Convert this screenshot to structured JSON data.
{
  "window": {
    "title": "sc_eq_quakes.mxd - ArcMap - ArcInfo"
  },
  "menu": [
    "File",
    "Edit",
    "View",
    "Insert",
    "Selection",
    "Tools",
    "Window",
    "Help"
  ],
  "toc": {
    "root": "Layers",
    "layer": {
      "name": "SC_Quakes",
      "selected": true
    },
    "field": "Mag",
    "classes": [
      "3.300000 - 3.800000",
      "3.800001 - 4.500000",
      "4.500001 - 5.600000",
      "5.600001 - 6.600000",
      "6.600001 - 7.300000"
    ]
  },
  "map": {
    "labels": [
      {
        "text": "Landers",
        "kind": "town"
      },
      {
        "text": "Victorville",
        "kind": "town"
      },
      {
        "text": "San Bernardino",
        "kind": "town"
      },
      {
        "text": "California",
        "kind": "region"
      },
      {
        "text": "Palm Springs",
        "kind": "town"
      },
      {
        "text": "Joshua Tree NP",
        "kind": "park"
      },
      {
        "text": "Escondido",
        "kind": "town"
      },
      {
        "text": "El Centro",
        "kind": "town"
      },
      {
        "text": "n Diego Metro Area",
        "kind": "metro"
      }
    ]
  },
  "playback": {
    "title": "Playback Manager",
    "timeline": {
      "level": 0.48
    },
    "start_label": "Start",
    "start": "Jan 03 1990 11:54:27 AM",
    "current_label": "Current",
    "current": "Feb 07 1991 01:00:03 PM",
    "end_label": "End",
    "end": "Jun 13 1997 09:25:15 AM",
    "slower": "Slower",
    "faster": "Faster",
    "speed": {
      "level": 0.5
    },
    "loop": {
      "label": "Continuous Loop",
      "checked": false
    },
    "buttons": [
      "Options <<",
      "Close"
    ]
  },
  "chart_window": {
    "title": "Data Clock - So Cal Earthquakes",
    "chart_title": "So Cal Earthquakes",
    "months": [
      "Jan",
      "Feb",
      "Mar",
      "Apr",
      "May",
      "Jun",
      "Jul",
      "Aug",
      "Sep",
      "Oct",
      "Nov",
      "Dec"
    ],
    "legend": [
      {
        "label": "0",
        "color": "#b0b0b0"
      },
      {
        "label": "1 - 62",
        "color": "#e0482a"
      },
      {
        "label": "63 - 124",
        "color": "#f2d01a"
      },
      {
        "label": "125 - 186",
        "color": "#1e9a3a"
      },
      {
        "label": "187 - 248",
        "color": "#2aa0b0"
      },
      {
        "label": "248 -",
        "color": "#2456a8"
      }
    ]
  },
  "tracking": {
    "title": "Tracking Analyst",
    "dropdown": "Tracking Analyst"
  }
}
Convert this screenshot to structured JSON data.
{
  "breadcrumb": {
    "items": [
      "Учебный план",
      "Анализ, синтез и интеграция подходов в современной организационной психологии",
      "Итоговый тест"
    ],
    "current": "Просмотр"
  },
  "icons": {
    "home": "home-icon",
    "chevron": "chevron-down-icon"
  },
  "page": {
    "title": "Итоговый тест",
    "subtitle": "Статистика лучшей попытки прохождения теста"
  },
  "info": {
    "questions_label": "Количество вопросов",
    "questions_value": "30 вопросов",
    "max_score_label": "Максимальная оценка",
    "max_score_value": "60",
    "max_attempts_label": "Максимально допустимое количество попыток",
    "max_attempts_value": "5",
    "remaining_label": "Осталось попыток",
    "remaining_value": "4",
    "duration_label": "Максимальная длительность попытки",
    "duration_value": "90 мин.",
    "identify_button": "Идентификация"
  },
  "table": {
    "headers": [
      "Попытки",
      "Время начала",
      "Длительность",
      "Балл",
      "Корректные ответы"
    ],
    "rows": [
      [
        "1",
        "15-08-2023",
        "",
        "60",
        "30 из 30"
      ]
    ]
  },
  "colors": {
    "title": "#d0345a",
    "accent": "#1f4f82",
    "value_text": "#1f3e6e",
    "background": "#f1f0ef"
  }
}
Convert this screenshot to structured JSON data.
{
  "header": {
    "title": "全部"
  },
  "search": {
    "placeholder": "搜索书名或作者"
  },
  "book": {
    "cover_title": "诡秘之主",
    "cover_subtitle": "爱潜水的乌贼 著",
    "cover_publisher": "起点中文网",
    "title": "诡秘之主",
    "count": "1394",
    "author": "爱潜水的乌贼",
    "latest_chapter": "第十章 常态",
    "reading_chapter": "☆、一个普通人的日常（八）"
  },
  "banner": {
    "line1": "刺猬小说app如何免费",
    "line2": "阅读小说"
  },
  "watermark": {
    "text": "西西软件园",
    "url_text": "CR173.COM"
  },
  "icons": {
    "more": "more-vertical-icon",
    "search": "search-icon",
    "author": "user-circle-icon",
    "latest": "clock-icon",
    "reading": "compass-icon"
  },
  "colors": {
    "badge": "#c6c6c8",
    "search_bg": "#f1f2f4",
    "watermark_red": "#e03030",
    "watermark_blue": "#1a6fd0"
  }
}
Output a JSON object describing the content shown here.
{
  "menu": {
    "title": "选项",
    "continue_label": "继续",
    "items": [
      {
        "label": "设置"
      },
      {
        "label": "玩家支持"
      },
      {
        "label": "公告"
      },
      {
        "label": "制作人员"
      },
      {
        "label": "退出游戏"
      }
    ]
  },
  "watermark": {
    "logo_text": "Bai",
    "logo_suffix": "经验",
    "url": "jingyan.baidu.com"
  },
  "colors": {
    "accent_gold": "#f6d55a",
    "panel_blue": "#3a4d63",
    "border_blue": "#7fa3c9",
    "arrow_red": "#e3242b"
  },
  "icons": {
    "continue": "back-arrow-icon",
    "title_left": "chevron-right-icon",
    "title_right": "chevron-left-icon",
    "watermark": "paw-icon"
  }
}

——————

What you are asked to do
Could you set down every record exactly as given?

Solved exercise
Convert this screenshot to structured JSON data.
{
  "window": {
    "title": "sc_eq_quakes.mxd - ArcMap - ArcInfo"
  },
  "menu": [
    "File",
    "Edit",
    "View",
    "Insert",
    "Selection",
    "Tools",
    "Window",
    "Help"
  ],
  "toc": {
    "root": "Layers",
    "layer": {
      "name": "SC_Quakes",
      "selected": true
    },
    "field": "Mag",
    "classes": [
      "3.300000 - 3.800000",
      "3.800001 - 4.500000",
      "4.500001 - 5.600000",
      "5.600001 - 6.600000",
      "6.600001 - 7.300000"
    ]
  },
  "map": {
    "labels": [
      {
        "text": "Landers",
        "kind": "town"
      },
      {
        "text": "Victorville",
        "kind": "town"
      },
      {
        "text": "San Bernardino",
        "kind": "town"
      },
      {
        "text": "California",
        "kind": "region"
      },
      {
        "text": "Palm Springs",
        "kind": "town"
      },
      {
        "text": "Joshua Tree NP",
        "kind": "park"
      },
      {
        "text": "Escondido",
        "kind": "town"
      },
      {
        "text": "El Centro",
        "kind": "town"
      },
      {
        "text": "n Diego Metro Area",
        "kind": "metro"
      }
    ]
  },
  "playback": {
    "title": "Playback Manager",
    "timeline": {
      "level": 0.48
    },
    "start_label": "Start",
    "start": "Jan 03 1990 11:54:27 AM",
    "current_label": "Current",
    "current": "Feb 07 1991 01:00:03 PM",
    "end_label": "End",
    "end": "Jun 13 1997 09:25:15 AM",
    "slower": "Slower",
    "faster": "Faster",
    "speed": {
      "level": 0.5
    },
    "loop": {
      "label": "Continuous Loop",
      "checked": false
    },
    "buttons": [
      "Options <<",
      "Close"
    ]
  },
  "chart_window": {
    "title": "Data Clock - So Cal Earthquakes",
    "chart_title": "So Cal Earthquakes",
    "months": [
      "Jan",
      "Feb",
      "Mar",
      "Apr",
      "May",
      "Jun",
      "Jul",
      "Aug",
      "Sep",
      "Oct",
      "Nov",
      "Dec"
    ],
    "legend": [
      {
        "label": "0",
        "color": "#b0b0b0"
      },
      {
        "label": "1 - 62",
        "color": "#e0482a"
      },
      {
        "label": "63 - 124",
        "color": "#f2d01a"
      },
      {
        "label": "125 - 186",
        "color": "#1e9a3a"
      },
      {
        "label": "187 - 248",
        "color": "#2aa0b0"
      },
      {
        "label": "248 -",
        "color": "#2456a8"
      }
    ]
  },
  "tracking": {
    "title": "Tracking Analyst",
    "dropdown": "Tracking Analyst"
  }
}
Convert this screenshot to structured JSON data.
{
  "breadcrumb": {
    "items": [
      "Учебный план",
      "Анализ, синтез и интеграция подходов в современной организационной психологии",
      "Итоговый тест"
    ],
    "current": "Просмотр"
  },
  "icons": {
    "home": "home-icon",
    "chevron": "chevron-down-icon"
  },
  "page": {
    "title": "Итоговый тест",
    "subtitle": "Статистика лучшей попытки прохождения теста"
  },
  "info": {
    "questions_label": "Количество вопросов",
    "questions_value": "30 вопросов",
    "max_score_label": "Максимальная оценка",
    "max_score_value": "60",
    "max_attempts_label": "Максимально допустимое количество попыток",
    "max_attempts_value": "5",
    "remaining_label": "Осталось попыток",
    "remaining_value": "4",
    "duration_label": "Максимальная длительность попытки",
    "duration_value": "90 мин.",
    "identify_button": "Идентификация"
  },
  "table": {
    "headers": [
      "Попытки",
      "Время начала",
      "Длительность",
      "Балл",
      "Корректные ответы"
    ],
    "rows": [
      [
        "1",
        "15-08-2023",
        "",
        "60",
        "30 из 30"
      ]
    ]
  },
  "colors": {
    "title": "#d0345a",
    "accent": "#1f4f82",
    "value_text": "#1f3e6e",
    "background": "#f1f0ef"
  }
}
Convert this screenshot to structured JSON data.
{
  "header": {
    "title": "全部"
  },
  "search": {
    "placeholder": "搜索书名或作者"
  },
  "book": {
    "cover_title": "诡秘之主",
    "cover_subtitle": "爱潜水的乌贼 著",
    "cover_publisher": "起点中文网",
    "title": "诡秘之主",
    "count": "1394",
    "author": "爱潜水的乌贼",
    "latest_chapter": "第十章 常态",
    "reading_chapter": "☆、一个普通人的日常（八）"
  },
  "banner": {
    "line1": "刺猬小说app如何免费",
    "line2": "阅读小说"
  },
  "watermark": {
    "text": "西西软件园",
    "url_text": "CR173.COM"
  },
  "icons": {
    "more": "more-vertical-icon",
    "search": "search-icon",
    "author": "user-circle-icon",
    "latest": "clock-icon",
    "reading": "compass-icon"
  },
  "colors": {
    "badge": "#c6c6c8",
    "search_bg": "#f1f2f4",
    "watermark_red": "#e03030",
    "watermark_blue": "#1a6fd0"
  }
}
Output a JSON object describing the content shown here.
{
  "menu": {
    "title": "选项",
    "continue_label": "继续",
    "items": [
      {
        "label": "设置"
      },
      {
        "label": "玩家支持"
      },
      {
        "label": "公告"
      },
      {
        "label": "制作人员"
      },
      {
        "label": "退出游戏"
      }
    ]
  },
  "watermark": {
    "logo_text": "Bai",
    "logo_suffix": "经验",
    "url": "jingyan.baidu.com"
  },
  "colors": {
    "accent_gold": "#f6d55a",
    "panel_blue": "#3a4d63",
    "border_blue": "#7fa3c9",
    "arrow_red": "#e3242b"
  },
  "icons": {
    "continue": "back-arrow-icon",
    "title_left": "chevron-right-icon",
    "title_right": "chevron-left-icon",
    "watermark": "paw-icon"
  }
}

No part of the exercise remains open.